Lyrically, what have been some of the most personal songs you have on this release?
Lyrically? I think the most personal, passionate song on that EP is called “Defeated Faith.” It’s about how nowadays it has become cool to hate on God and hate on Christians. It’s this movement that has been bothering me lately, you know, whenever a Christian kid stands up for his faith, everyone makes fun of him and hates on him for having any kind of faith in anything. “Defeated Faith” is a call out to Christians that have become like those people who think it’s cool to just hate on somebody for what they stand up for. You’ll have to read (the lyrics).

“Choke” is about failure in life, about not living up to expectations. “Expel” is about confronting the failure and getting it out of your life. You know, growing from failure. What’s the word I’m looking for? It’s really redeeming. It’s a redemptive song. At the end of it, you feel like everything’s going to be OK.  “Choke” is very negative; there’s nothing happy about the song.

Well, it’s called “Choke.”
Right. It’s not a very happy song; definitely the most negative.

What are you most excited about in the band’s near future?
I’m excited to see the reaction to this record.
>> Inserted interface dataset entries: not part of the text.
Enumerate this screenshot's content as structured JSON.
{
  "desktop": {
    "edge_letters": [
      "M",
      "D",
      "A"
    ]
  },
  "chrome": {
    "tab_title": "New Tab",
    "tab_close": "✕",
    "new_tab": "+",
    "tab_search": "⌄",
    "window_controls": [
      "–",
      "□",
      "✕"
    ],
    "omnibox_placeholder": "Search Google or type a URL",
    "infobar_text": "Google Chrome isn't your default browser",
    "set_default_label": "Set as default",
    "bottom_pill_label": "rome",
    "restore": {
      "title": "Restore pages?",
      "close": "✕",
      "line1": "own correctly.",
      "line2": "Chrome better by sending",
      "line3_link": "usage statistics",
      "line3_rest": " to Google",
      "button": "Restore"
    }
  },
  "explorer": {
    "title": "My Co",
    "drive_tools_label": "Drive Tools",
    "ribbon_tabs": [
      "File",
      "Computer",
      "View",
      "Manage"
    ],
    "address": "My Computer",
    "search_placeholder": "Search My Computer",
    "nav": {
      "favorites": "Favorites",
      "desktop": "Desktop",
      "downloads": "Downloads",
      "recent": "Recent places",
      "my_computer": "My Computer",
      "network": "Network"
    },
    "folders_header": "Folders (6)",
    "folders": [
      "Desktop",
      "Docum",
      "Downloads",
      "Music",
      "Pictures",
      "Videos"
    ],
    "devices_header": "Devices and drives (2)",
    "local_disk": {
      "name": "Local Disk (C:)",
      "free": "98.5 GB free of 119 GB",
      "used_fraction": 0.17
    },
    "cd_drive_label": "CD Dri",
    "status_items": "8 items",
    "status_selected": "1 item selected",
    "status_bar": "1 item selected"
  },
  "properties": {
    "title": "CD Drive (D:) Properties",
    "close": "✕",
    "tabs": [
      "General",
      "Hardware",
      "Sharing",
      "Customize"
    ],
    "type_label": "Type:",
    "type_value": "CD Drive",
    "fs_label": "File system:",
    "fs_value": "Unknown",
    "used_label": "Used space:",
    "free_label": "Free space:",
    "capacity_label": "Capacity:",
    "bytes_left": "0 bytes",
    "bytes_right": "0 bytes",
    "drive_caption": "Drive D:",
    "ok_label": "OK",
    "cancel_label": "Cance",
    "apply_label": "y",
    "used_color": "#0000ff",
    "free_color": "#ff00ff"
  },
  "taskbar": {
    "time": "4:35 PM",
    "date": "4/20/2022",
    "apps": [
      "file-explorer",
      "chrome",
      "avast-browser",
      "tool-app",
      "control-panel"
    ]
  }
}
It’s totally different than anything anybody has heard from us. I’m excited for tours that are coming up. After we put out this record, we’re going to try and do some extensive touring. That’s something that the band has never done. We’ve toured two times in the history of the band, and that’s probably why we haven’t done as much as we probably could have. (It’s) because we haven’t gotten out to the people and seeing our fans. That’s what I’m really excited about, for people to hear this and hear what we’re doing, and then be able to go to them and show (it to them live). We’ll be able to talk to everybody.

What are some of the hardest parts about touring as an independent artist?
Definitely money (laughs).

A lot of the times, signed artists, they have jobs at home, and they’re also touring as a job. We all have full-time jobs, so it’s really hard to get time off to go tour. I know two of us are in college. It’s just really difficult, because as an independent artist, you need to rely on your merchandise, and I know merch is really hard to get developed if you don’t have a label helping you push that kind of stuff.

It’s also hard to get kids to shows because you don’t have a huge headlining band on there that’s going to bring kids out every night. You’ve got to rely on your presence and the local bands from wherever you’re playing that night to pull kids out. Sometimes, there will be nights when you’re playing for 100 people and other nights where you’re playing for 25 kids. It’s difficult for an independent artist to stay focused and keep positive about these kinds of things. It can be so inconsistent. I think that’s the word to define what it’s like to tour as an independent artist: “Inconsistent.”

Even when you guys might get down a little bit, if you have a low turnout or anything like that, what are the things that keep you excited about playing in this band?
Well, like I said, it’s awesome to play live whether we’re playing in front of a small crowd and it’s more intimate, or if we’re playing in front of a huge crowd and we’re just really nervous. It’s so much fun playing live. We’re all really good friends, and all five of us hang out even outside of shows, (so) of course it’s going to be a lot of fun. We’re going to look forward to playing on a stage together every night, hanging out in a van for months at a time.

What is one thing you want all of the readers to walk away with from this?
Get ready for this new record, because it’s definitely nothing that you’ve heard from us. It’s a completely revised, completely developed sound we’ve been working on for a year and a half now. We’re really looking forward to showing everybody, and I think it’s going to change a lot of things for us.

Sleep Now was posted on November 6, 2013 for HM Magazine and authored by .